Yeah, welcome to our world.
You spend many years of your life struggling with confusion.
Not about writing techniques, but those who deliver writing techniques because they use different words for the same thing.
And they don’t apologize for it, they don’t send gift cards, and they don’t mention that others use a different word for the same thing.
So, in my writing techniques Series, I’m going to tackle a simple term.
It’s been called by many names:
- Bad Guy
Don’t know the origins of this one, either comic books, sci-fi revolution of the 60s, Spy Novels, or some of those great b-rated black and white films.
Villain, this word brings all the connotations of the guy we’re rooting against, the one who’s fighting against the hero, the good guy, the protagonist – my goodness, what do I call him
The only problem with this term is that the villain in some films are not necessarily bad.
For example, in a romantic comedy, the love interest is the villain because he/she is trying to get the other character to realize falling in love is the right thing to do.
Does that make him/her a villain?
Don’t know the origins, but I’m sure this stems from the western days when the good guy rode in on a horse and as you know, if there’s a good guy, there’s got to be a bad guy!
And then bad guys wear black . . .
Despite the overarching racist terminologies escalating beneath the implications of this term, it’s just another word for. . .
Can’t say yet, we haven’t determined which word is right!
And like villain, this has the wrong connotations tagged along with it.
What if this person is trying to help the protagonist become a better person?
I’m sure the origins of this term stem from Mythology (direct) and Psychology (indirect).
The mythic overtones give its origins, the shadow figure is a powerful term because it actually allows you to view your story in terms of relationships between the characters.
For example, if you have a hero who is full of pride and you give your bonding character selflessness, then the character fighting the hero has to be almost like them.
Ok, we got pride versus selflessness, so we’re dealing with EGO.
So the shadow of pride would be extreme pride, megalomania, etc.
Get the picture?
Remember, even if you don’t use this term, learn its lessons in understanding the character dynamics of your story.
The antithesis of the protagonist, this is the character that opposes the hero (or good guy) and this is an excellent term.
I choose this as the best term because it simply means “someone who opposes,” which is a genuine description of this character.
For example, if a child wants to take drugs because of peer pressure, a parent scolding him/her becomes an antagonist, not a bad guy, not a shadow, and certainly not a villain.
I’ve gone through all these terms and guess what, nobody cares.
People are going to use what word they like and that’s life.
Sorry, but we just have to adapt and move forward.
The good news is that now you understand all these terms mean the same thing denotatively, but their connotative meanings differ.

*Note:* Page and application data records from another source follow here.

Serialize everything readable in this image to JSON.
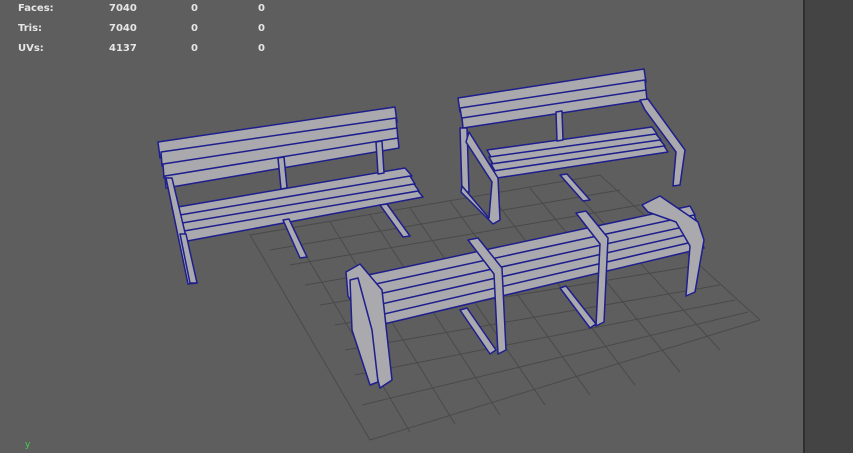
{
  "hud": {
    "rows": [
      {
        "label": "Faces:",
        "v1": "7040",
        "v2": "0",
        "v3": "0"
      },
      {
        "label": "Tris:",
        "v1": "7040",
        "v2": "0",
        "v3": "0"
      },
      {
        "label": "UVs:",
        "v1": "4137",
        "v2": "0",
        "v3": "0"
      }
    ]
  },
  "axis_label": "y",
  "colors": {
    "viewport_bg": "#5e5e5e",
    "grid": "#4a4a4a",
    "wireframe": "#1e1e8c",
    "model_fill": "#a9a9ae",
    "axis_y": "#46d246"
  },
  "scene": {
    "objects": [
      "bench-without-armrests",
      "bench-with-armrests",
      "bench-triple-seat"
    ]
  }
}
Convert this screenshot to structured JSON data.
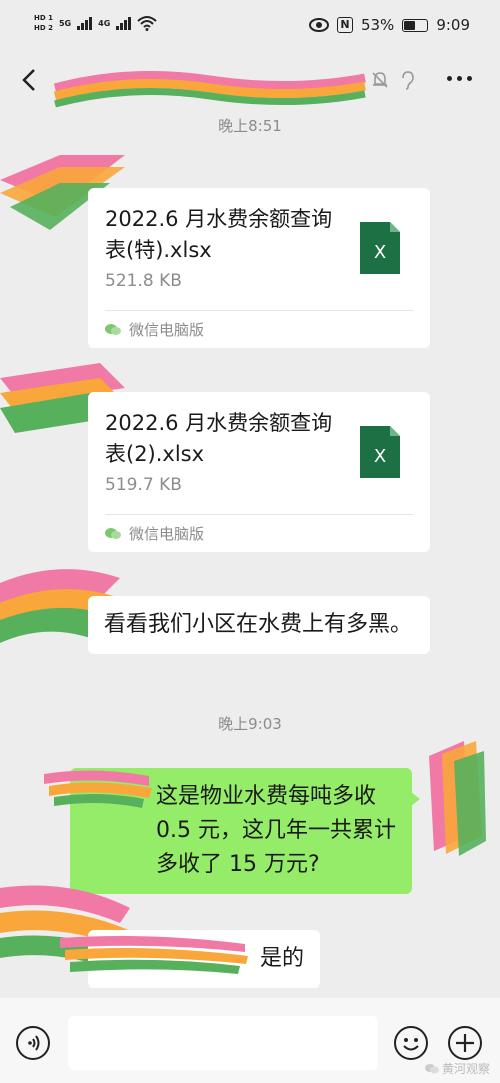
{
  "status_bar": {
    "sim1": "HD 1",
    "sim2": "HD 2",
    "net1": "5G",
    "net2": "4G",
    "battery_pct": "53%",
    "battery_level": 0.53,
    "time": "9:09",
    "nfc_label": "N"
  },
  "nav": {
    "icons": [
      "back-icon",
      "mute-icon",
      "ear-icon",
      "more-icon"
    ]
  },
  "messages": {
    "timestamp1": "晚上8:51",
    "file1": {
      "name": "2022.6 月水费余额查询表(特).xlsx",
      "size": "521.8 KB",
      "source": "微信电脑版",
      "icon_label": "X"
    },
    "file2": {
      "name": "2022.6 月水费余额查询表(2).xlsx",
      "size": "519.7 KB",
      "source": "微信电脑版",
      "icon_label": "X"
    },
    "text1": "看看我们小区在水费上有多黑。",
    "timestamp2": "晚上9:03",
    "text2": "这是物业水费每吨多收 0.5 元，这几年一共累计多收了 15 万元?",
    "text3": "是的"
  },
  "input_bar": {
    "placeholder": "",
    "icons": [
      "voice-icon",
      "emoji-icon",
      "plus-icon"
    ]
  },
  "watermark": "黄河观察",
  "colors": {
    "background": "#ededed",
    "outgoing_bubble": "#95ec69",
    "incoming_bubble": "#ffffff",
    "excel_green": "#1d7044",
    "timestamp_gray": "#8c8c8c"
  }
}
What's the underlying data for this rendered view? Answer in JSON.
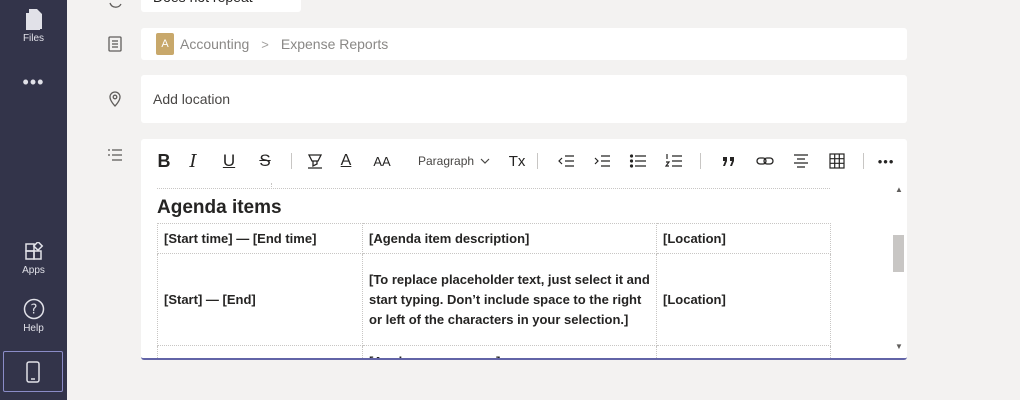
{
  "rail": {
    "files_label": "Files",
    "more_label": "•••",
    "apps_label": "Apps",
    "help_label": "Help"
  },
  "repeat": {
    "value": "Does not repeat"
  },
  "channel": {
    "team_initial": "A",
    "team": "Accounting",
    "separator": ">",
    "channel": "Expense Reports"
  },
  "location": {
    "placeholder": "Add location"
  },
  "toolbar": {
    "bold": "B",
    "italic": "I",
    "underline": "U",
    "strike": "S",
    "font_color": "A",
    "font_size": "AA",
    "paragraph": "Paragraph",
    "clear_format": "Tx",
    "more": "•••"
  },
  "doc": {
    "heading": "Agenda items",
    "rows": [
      [
        "[Start time] — [End time]",
        "[Agenda item description]",
        "[Location]"
      ],
      [
        "[Start] — [End]",
        "[To replace placeholder text, just select it and start typing. Don’t include space to the right or left of the characters in your selection.]",
        "[Location]"
      ],
      [
        "",
        "[Apply ... ... ... ... ... ...]",
        ""
      ]
    ]
  },
  "colors": {
    "rail": "#33344a",
    "accent": "#6264a7",
    "team_badge": "#c8a86b"
  }
}
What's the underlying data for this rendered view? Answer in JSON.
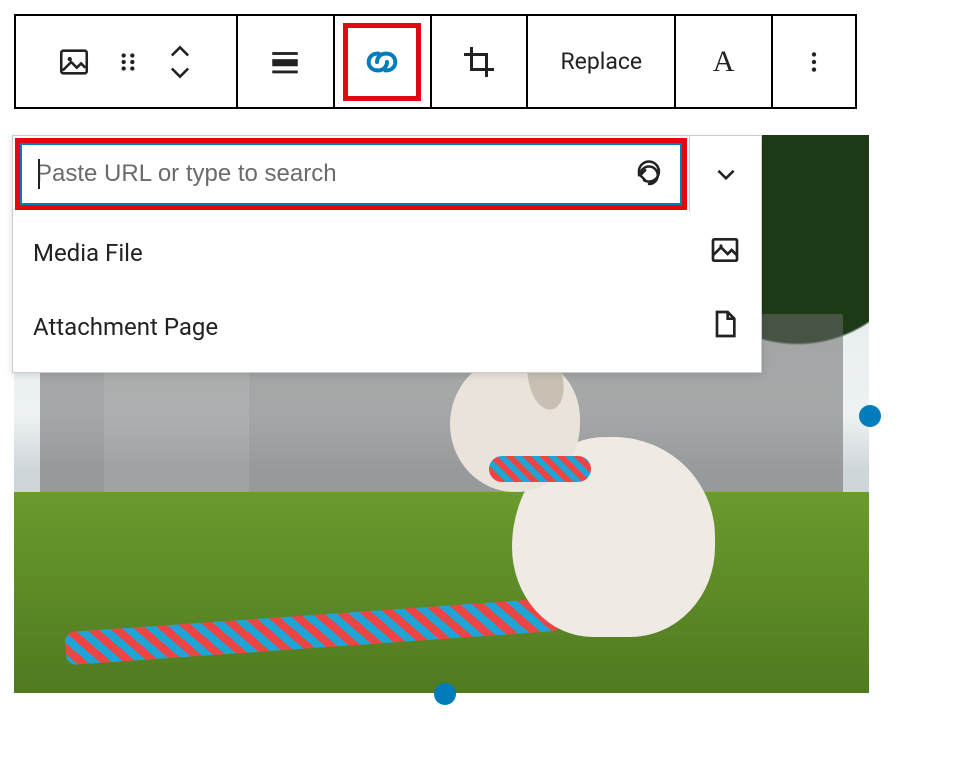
{
  "toolbar": {
    "replace_label": "Replace",
    "text_tool_label": "A"
  },
  "link_popover": {
    "placeholder": "Paste URL or type to search",
    "value": "",
    "options": [
      {
        "label": "Media File",
        "icon": "image-icon"
      },
      {
        "label": "Attachment Page",
        "icon": "page-icon"
      }
    ]
  },
  "colors": {
    "accent": "#007cba",
    "highlight": "#e30613"
  }
}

The reason for clarification is that as you work on developing stories, you begin with characters that are black/white and/or good/bad.
As you delve deeper into character development, this gap will grow smaller and as the gap tightens, your grasp of human nature will explode.
Soon, you’ll realize sometimes the only difference between the hero and the – whoops, there I made the mistake – the protagonist and the antagonist is a small thing:
- The antagonist lost his job
- The protagonist got a promotion
- The antagonist’s wife died
- The protagonist got married
- The antagonist’s daughter died in a car accident
- The protagonist’s family won the lottery
Honestly, the biggest difference is the antagonist was on his last crumb of morality and life pushed him three centimeters too far.
Remember that, sometimes the distance between protagonist and antagonist is three centimeters.
How’s that for measuring morality?